  • Unpruned -- tends to spread outward rather than remain single-trunked.
  • Compact and dense foliage

Location/Habitat:

Native of the Mediterranean region, Bay thrives in mild climates with plenty of sun. It must, however, have shelter from harsh winter winds and is often grown successfully as house plants or container plants. Bay is also tolerant of almost all soil types and pH.

Flower/Fruit/Reproduction:

Flower:
  • Inconspicuous but highly aromatic
  • Flowers in mid-spring
  • Clusters of small, tight yellow blossoms
Fruit:
  • Found on female trees in early autumn
  • Mature from bright green to deep purple-black
  • Inedible, but used for essential oils
Reproduction:
  • Perennial
  • Dioecious; that is, separate male and female plants.
  • Pollinated by bees
  • Difficult to propogate through seeds--hardwood cuttings are usually taken.

Water/Sun Requirements:

Thrives in full sun with frequent watering, but care must be taken not to overwater. The soil should be well-drained and rich, and mulching is also beneficial during dry summer months to ensure adequate moisture.

Special Adaptations:

A native of the Mediterranean, Laurus nobilis is slow-growing but highly drought tolerant. Its leaves are also evergreen and extremely resistant to injury.

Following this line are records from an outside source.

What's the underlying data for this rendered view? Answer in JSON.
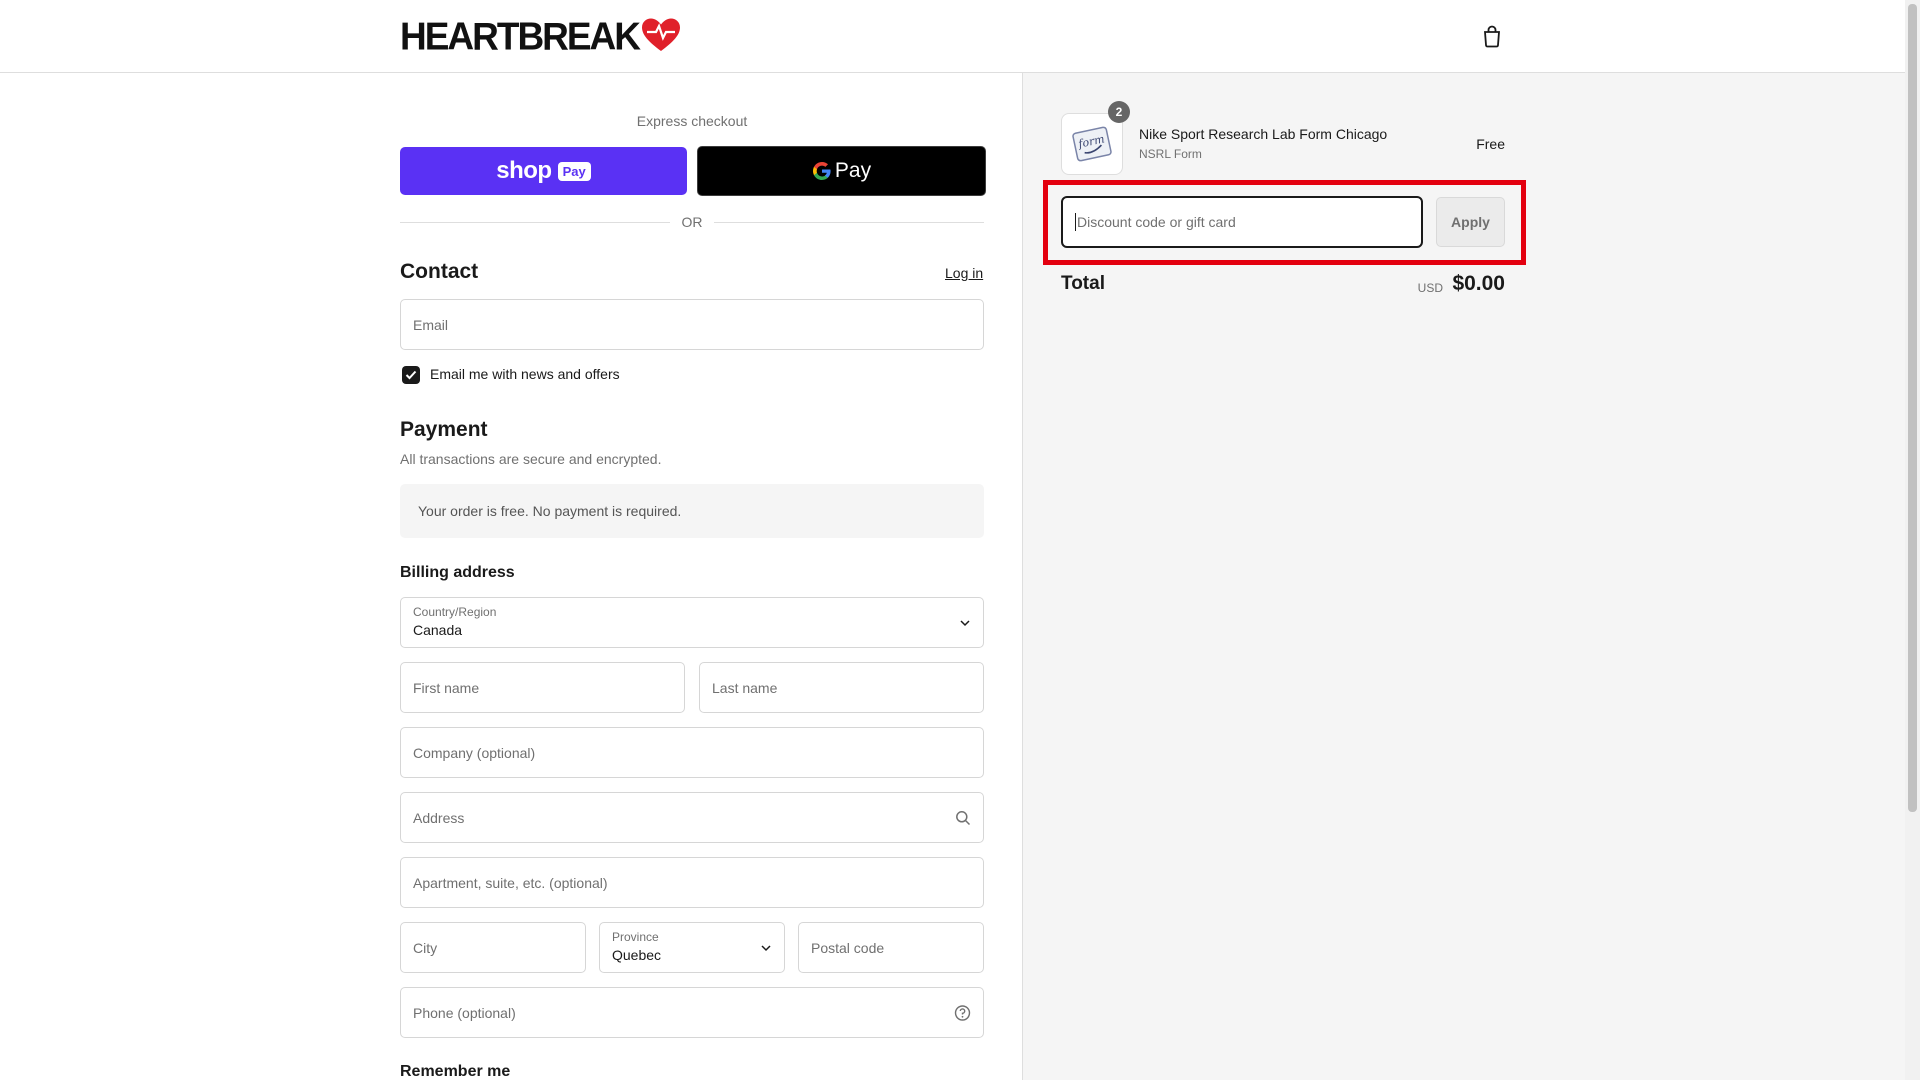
{
  "brand": {
    "logo_text": "HEARTBREAK",
    "logo_color": "#111111",
    "heart_color": "#e0202a"
  },
  "header": {
    "cart_icon": "shopping-bag-icon"
  },
  "express": {
    "label": "Express checkout",
    "shop_pay": {
      "shop": "shop",
      "pay": "Pay",
      "color": "#5a31f4"
    },
    "google_pay": {
      "g": "G",
      "pay": "Pay"
    },
    "or_text": "OR"
  },
  "contact": {
    "title": "Contact",
    "login_label": "Log in",
    "email_placeholder": "Email",
    "newsletter_label": "Email me with news and offers",
    "newsletter_checked": true
  },
  "payment": {
    "title": "Payment",
    "subtitle": "All transactions are secure and encrypted.",
    "free_notice": "Your order is free. No payment is required."
  },
  "billing": {
    "title": "Billing address",
    "country_label": "Country/Region",
    "country_value": "Canada",
    "first_name": "First name",
    "last_name": "Last name",
    "company": "Company (optional)",
    "address": "Address",
    "apartment": "Apartment, suite, etc. (optional)",
    "city": "City",
    "province_label": "Province",
    "province_value": "Quebec",
    "postal": "Postal code",
    "phone": "Phone (optional)"
  },
  "remember": {
    "title": "Remember me"
  },
  "summary": {
    "item": {
      "name": "Nike Sport Research Lab Form Chicago",
      "variant": "NSRL Form",
      "price": "Free",
      "quantity": "2",
      "thumb_text": "form"
    },
    "discount_placeholder": "Discount code or gift card",
    "apply_label": "Apply",
    "total_label": "Total",
    "currency": "USD",
    "total_value": "$0.00"
  },
  "highlight_color": "#e3000f"
}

In fact, the tree in general is exceptionally resistant to disease and pests.

Other Info:

Also known as Laurel, Bay, Sweet Bay, Grecian Laurel, Greek Bay, True Laurel.
Featured prominently in folklore and mythology worldwide, especially Greek and Roman.
The bark, leaves, and fruits of Laurel have many medicinal and culinary uses.

Reference Sources/Links:

http://www.floridata.com/ref/L/laur_nob.cfm
http://florawww.eeb.uconn.edu/acc_num/198500843.html
http://www.botanical.com/botanical/mgmh/l/larbay10.html
http://www.uni-graz.at/~katzer/engl/Laur_nob.html
http://www.worldwildlife.org/wildworld/profiles/terrestrial/pa/pa1207_full.html
http://florawww.eeb.uconn.edu/acc_num/198500843.html
http://www.uni-graz.at/~katzer/engl/Laur_nob.html
http://www.mccormick.com/content.cfm?id=8212
http://www.selfsufficientish.com/bay.htm
http://www.rhs.org.uk/WhatsOn/gardens/hydehall/archive/hydehallpom04dec.asp
http://selectree.calpoly.edu/treedetail.lasso?-MaxRecords=50&-SkipRecords=0&rid=804
http://zipcodezoo.com/Plants/L/Laurus_nobilis.asp
http://www.ibiblio.org/pfaf/cgi-bin/arr_html?Laurus+nobilis
http://www.theepicentre.com/Spices/bay.html
http://www.pfaf.org/database/plants.php?Laurus+nobilis
http://www.botany.hawaii.edu/faculty/carr/laur.htm

Created by Karen D. 2007.